Using the records below, copy every line that holds the string "rate".

Excerpts from an interface dataset:
=== Begin Enclosure ===
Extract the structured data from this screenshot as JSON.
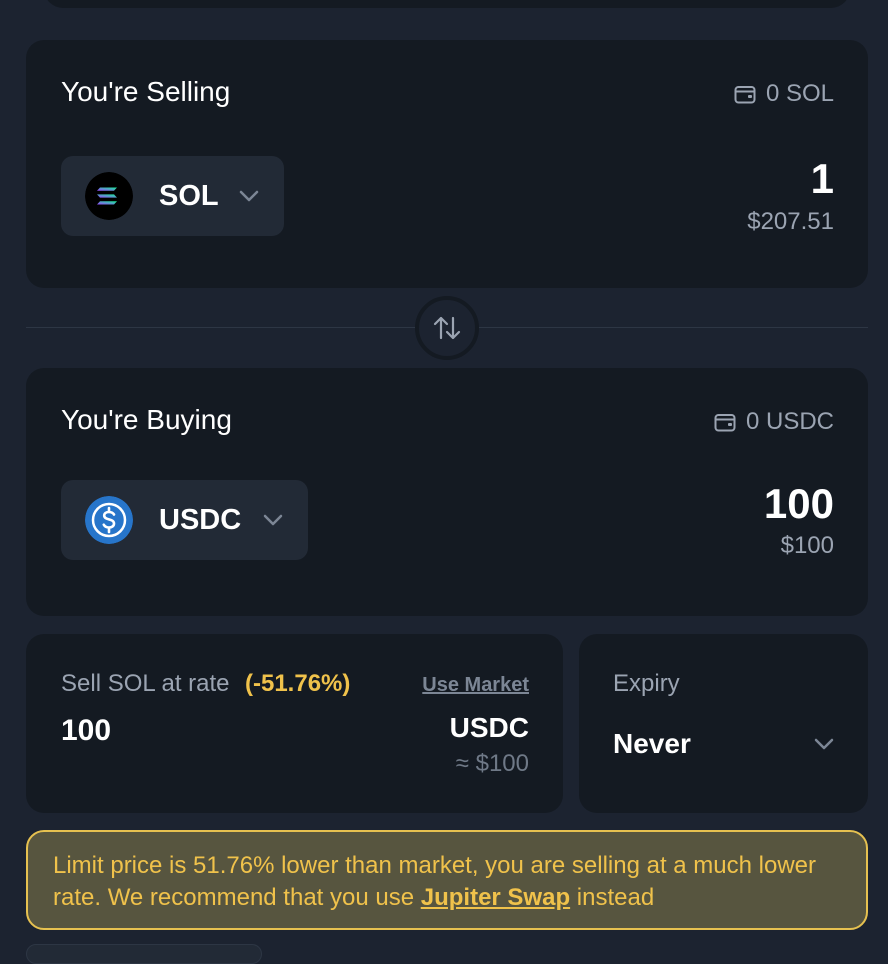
{
  "sell": {
    "title": "You're Selling",
    "balance": "0 SOL",
    "token": "SOL",
    "amount": "1",
    "usd_value": "$207.51"
  },
  "buy": {
    "title": "You're Buying",
    "balance": "0 USDC",
    "token": "USDC",
    "amount": "100",
    "usd_value": "$100"
  },
  "rate": {
    "label": "Sell SOL at rate",
    "difference": "(-51.76%)",
    "use_market_label": "Use Market",
    "value": "100",
    "unit": "USDC",
    "usd_equiv": "≈ $100"
  },
  "expiry": {
    "label": "Expiry",
    "value": "Never"
  },
  "warning": {
    "text_before": "Limit price is 51.76% lower than market, you are selling at a much lower rate. We recommend that you use ",
    "link": "Jupiter Swap",
    "text_after": " instead"
  },
  "colors": {
    "background": "#1c2330",
    "panel": "#141a22",
    "warning": "#f0c24b",
    "warning_bg": "#57553f"
  },
  "icons": {
    "wallet": "wallet-icon",
    "chevron": "chevron-down-icon",
    "swap": "swap-arrows-icon",
    "sol": "solana-logo",
    "usdc": "usdc-logo"
  }
}
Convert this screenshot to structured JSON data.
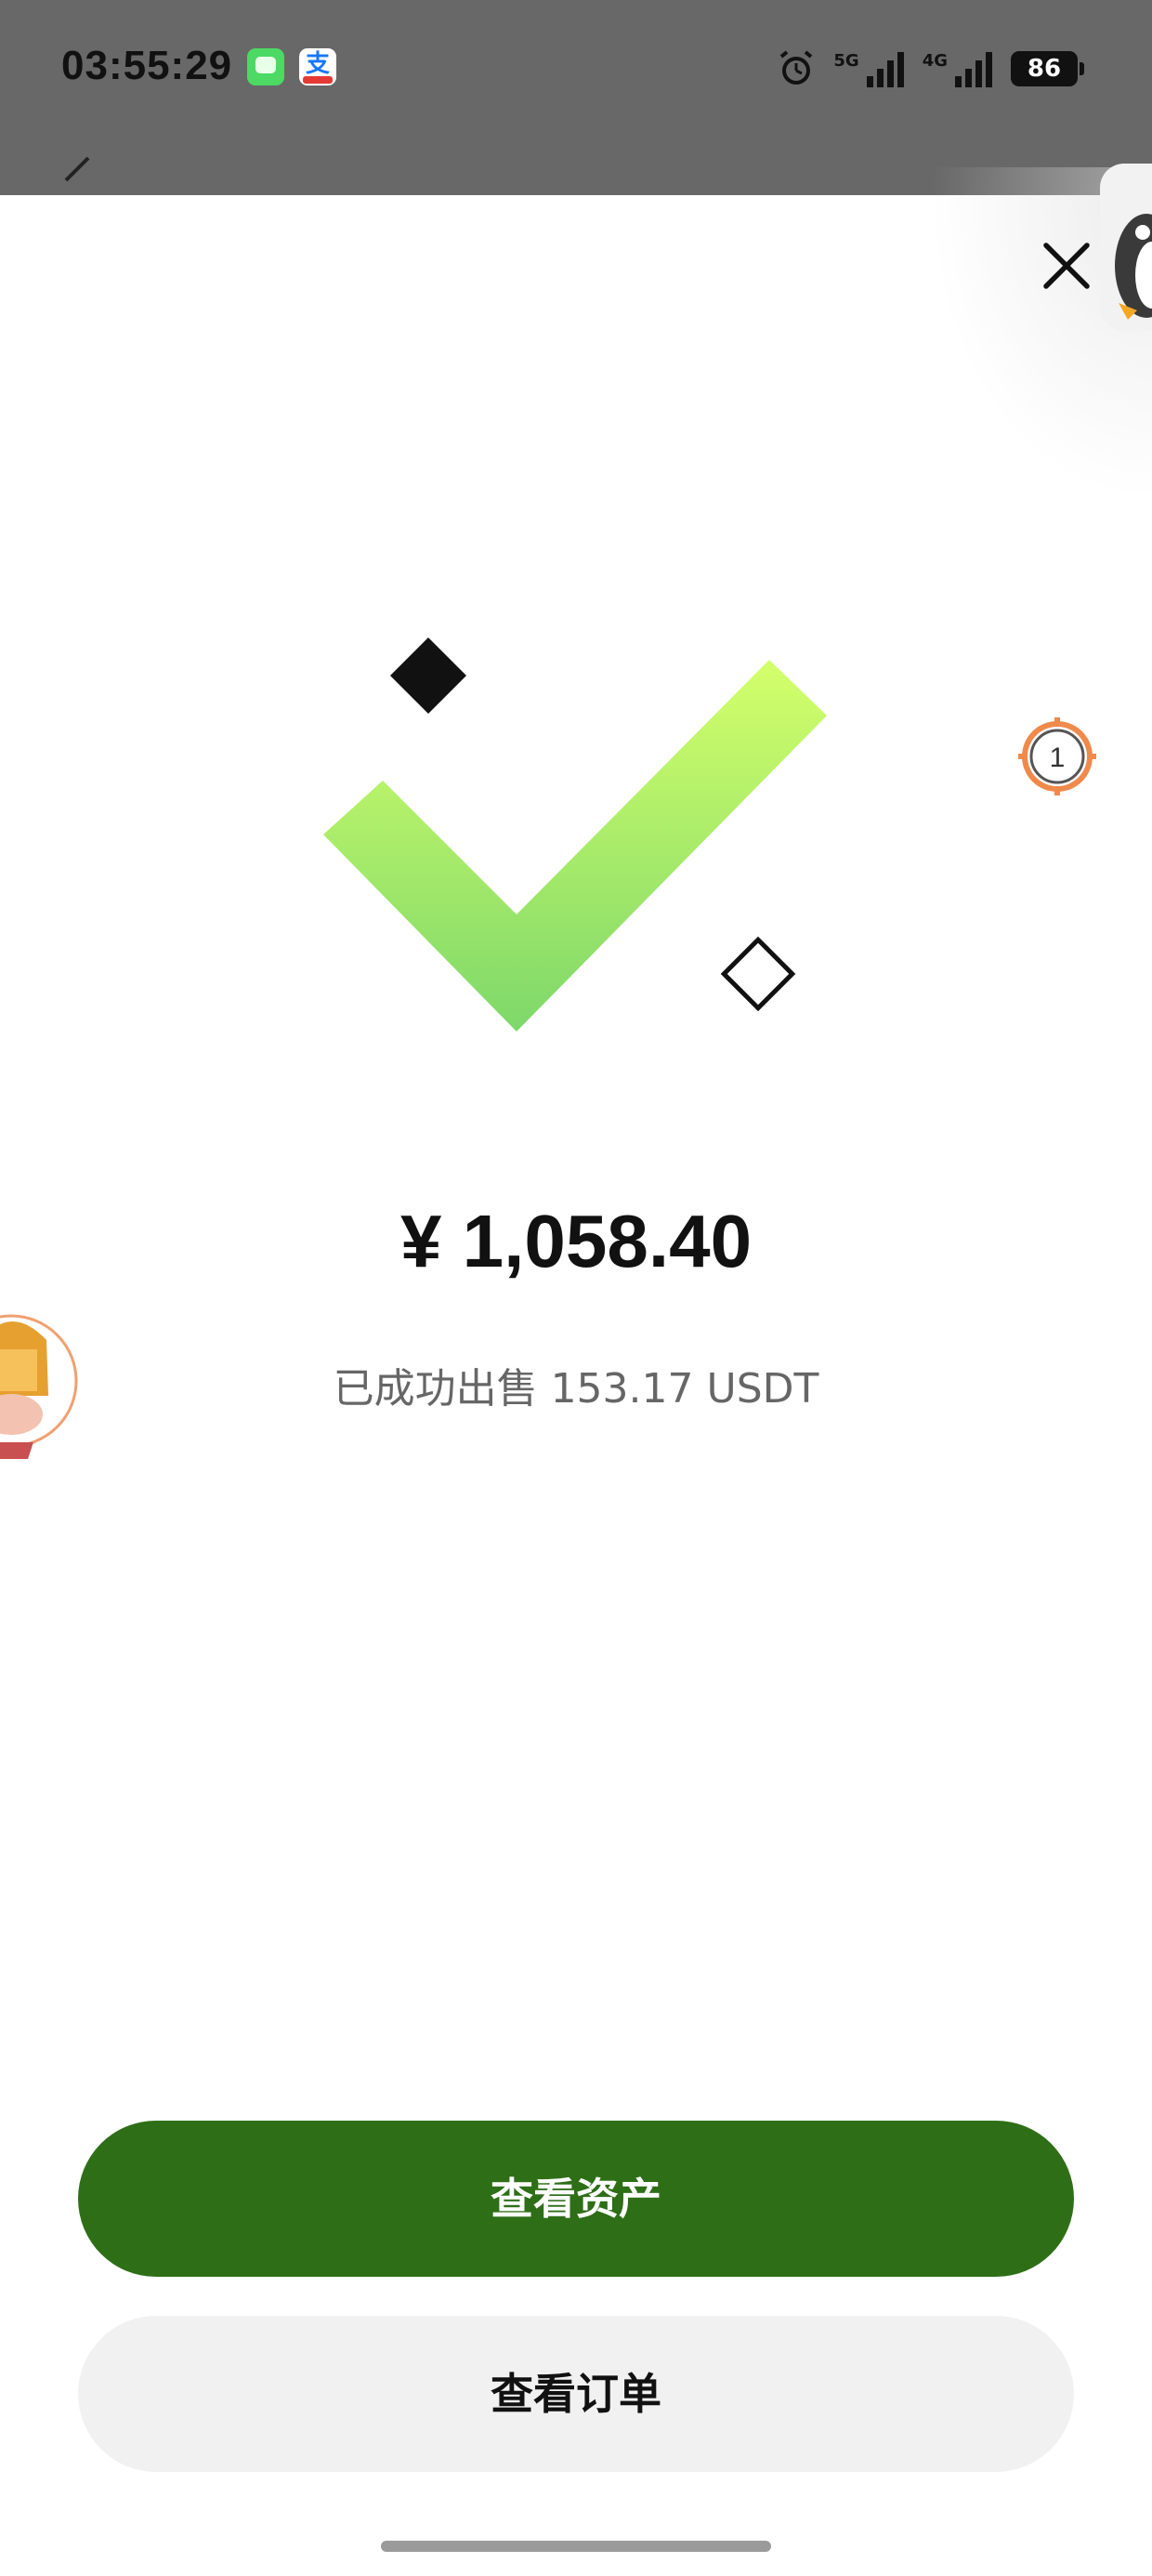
{
  "status_bar": {
    "time": "03:55:29",
    "signal_1_label": "5G",
    "signal_2_label": "4G",
    "battery_level": "86",
    "icons": [
      "messages-app-icon",
      "alipay-app-icon",
      "alarm-icon",
      "signal-5g-icon",
      "signal-4g-icon",
      "battery-icon"
    ]
  },
  "result": {
    "amount": "¥ 1,058.40",
    "sold_text": "已成功出售 153.17 USDT"
  },
  "side_badge": {
    "count": "1"
  },
  "buttons": {
    "view_assets": "查看资产",
    "view_orders": "查看订单"
  },
  "colors": {
    "primary_button": "#2e6e17",
    "secondary_button": "#f1f1f1",
    "check_gradient_top": "#d4ff6a",
    "check_gradient_bottom": "#7ed86a",
    "status_bar_bg": "#686868",
    "badge_accent": "#f08a4b"
  }
}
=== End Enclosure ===
Exercise response:
  "rate": {
    "label": "Sell SOL at rate",
    "text_before": "Limit price is 51.76% lower than market, you are selling at a much lower rate. We recommend that you use ",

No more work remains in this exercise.